WASHINGTON, Aug. 31 (UPI) — A study found that injecting a greenhouse gas into older oilfields could squeeze out millions more barrels of crude, the U.S. Department of Energy said.
The DOE said the results reported by the University of Kansas established the feasibility of using carbon dioxide to extend the productivity of U.S. oilfields while at the same time permanently keeping the gas out of the atmosphere.
The study focused on the Arbuckle Formation in Kansas, home to various mature oilfields where production peaked in the 1950s. The area is occupied primarily by small producers and typical of several other fields in the state.
Researchers used core samples from the Arbuckle to simulate a process in which carbon dioxide is pumped deep underground and where it mixes with crude oil.
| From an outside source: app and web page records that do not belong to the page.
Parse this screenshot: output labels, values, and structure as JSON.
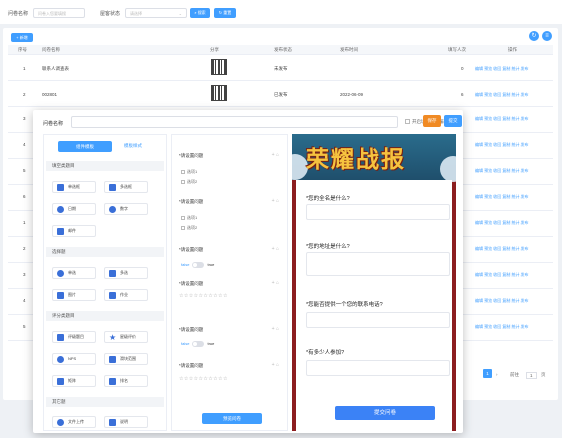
{
  "toolbar": {
    "name_label": "问卷名称",
    "name_placeholder": "问卷入您要填搜",
    "status_label": "屋客状态",
    "status_placeholder": "请选择",
    "search_btn": "搜索",
    "reset_btn": "重置"
  },
  "list": {
    "add_btn": "+ 新增",
    "columns": [
      "序号",
      "问卷名称",
      "分享",
      "发布状态",
      "发布时间",
      "填写人次",
      "操作"
    ],
    "rows": [
      {
        "no": "1",
        "name": "联系人调查表",
        "status": "未发布",
        "time": "",
        "count": "0",
        "ops": "编辑 预览 收回 复制 统计 发布"
      },
      {
        "no": "2",
        "name": "002801",
        "status": "已发布",
        "time": "2022-06-09",
        "count": "6",
        "ops": "编辑 预览 收回 复制 统计 发布"
      },
      {
        "no": "3",
        "ops": "编辑 预览 收回 复制 统计 发布"
      },
      {
        "no": "4",
        "ops": "编辑 预览 收回 复制 统计 发布"
      },
      {
        "no": "5",
        "ops": "编辑 预览 收回 复制 统计 发布"
      },
      {
        "no": "6",
        "ops": "编辑 预览 收回 复制 统计 发布"
      },
      {
        "no": "1",
        "ops": "编辑 预览 收回 复制 统计 发布"
      },
      {
        "no": "2",
        "ops": "编辑 预览 收回 复制 统计 发布"
      },
      {
        "no": "3",
        "ops": "编辑 预览 收回 复制 统计 发布"
      },
      {
        "no": "4",
        "ops": "编辑 预览 收回 复制 统计 发布"
      },
      {
        "no": "5",
        "ops": "编辑 预览 收回 复制 统计 发布"
      }
    ],
    "pager": {
      "current": "1",
      "goto_label": "前往",
      "goto_value": "1",
      "page_unit": "页"
    }
  },
  "dialog": {
    "name_label": "问卷名称",
    "allow_edit_label": "开启填写后可编辑",
    "save_btn": "保存",
    "submit_btn": "提交"
  },
  "palette": {
    "tab_active": "组件模板",
    "tab_inactive": "模板样式",
    "sections": [
      {
        "title": "填空类题目",
        "items": [
          "单选框",
          "多选框",
          "日期",
          "数字",
          "邮件"
        ]
      },
      {
        "title": "选择题",
        "items": [
          "单选",
          "多选",
          "图片",
          "作业"
        ]
      },
      {
        "title": "评分类题目",
        "items": [
          "评级题目",
          "星级评价",
          "NPS",
          "滑块范围",
          "矩阵",
          "排名"
        ]
      },
      {
        "title": "其它题",
        "items": [
          "文件上传",
          "说明"
        ]
      }
    ]
  },
  "form": {
    "questions": [
      {
        "title": "*请设置问题",
        "options": [
          "选项1",
          "选项2"
        ]
      },
      {
        "title": "*请设置问题",
        "options": [
          "选项1",
          "选项2"
        ]
      },
      {
        "title": "*请设置问题",
        "false": "false",
        "true": "true"
      },
      {
        "title": "*请设置问题",
        "stars": "☆☆☆☆☆☆☆☆☆☆"
      },
      {
        "title": "*请设置问题",
        "false": "false",
        "true": "true"
      },
      {
        "title": "*请设置问题",
        "stars": "☆☆☆☆☆☆☆☆☆☆"
      }
    ],
    "preview_btn": "预览问卷"
  },
  "preview": {
    "banner": "荣耀战报",
    "questions": [
      "*您的全名是什么?",
      "*您的地址是什么?",
      "*您能否提供一个您的联系电话?",
      "*有多少人参加?"
    ],
    "submit_btn": "提交问卷"
  }
}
The result of the process, known as near-miscible CO2 flooding, is a swelling of the oil that pushes it toward the production well.
The DOE said in a written statement the results mean as much as 500 million barrels of crude could someday be recovered from Kansas fields.
The next phase of the project will be to better map the Arbuckle Formation.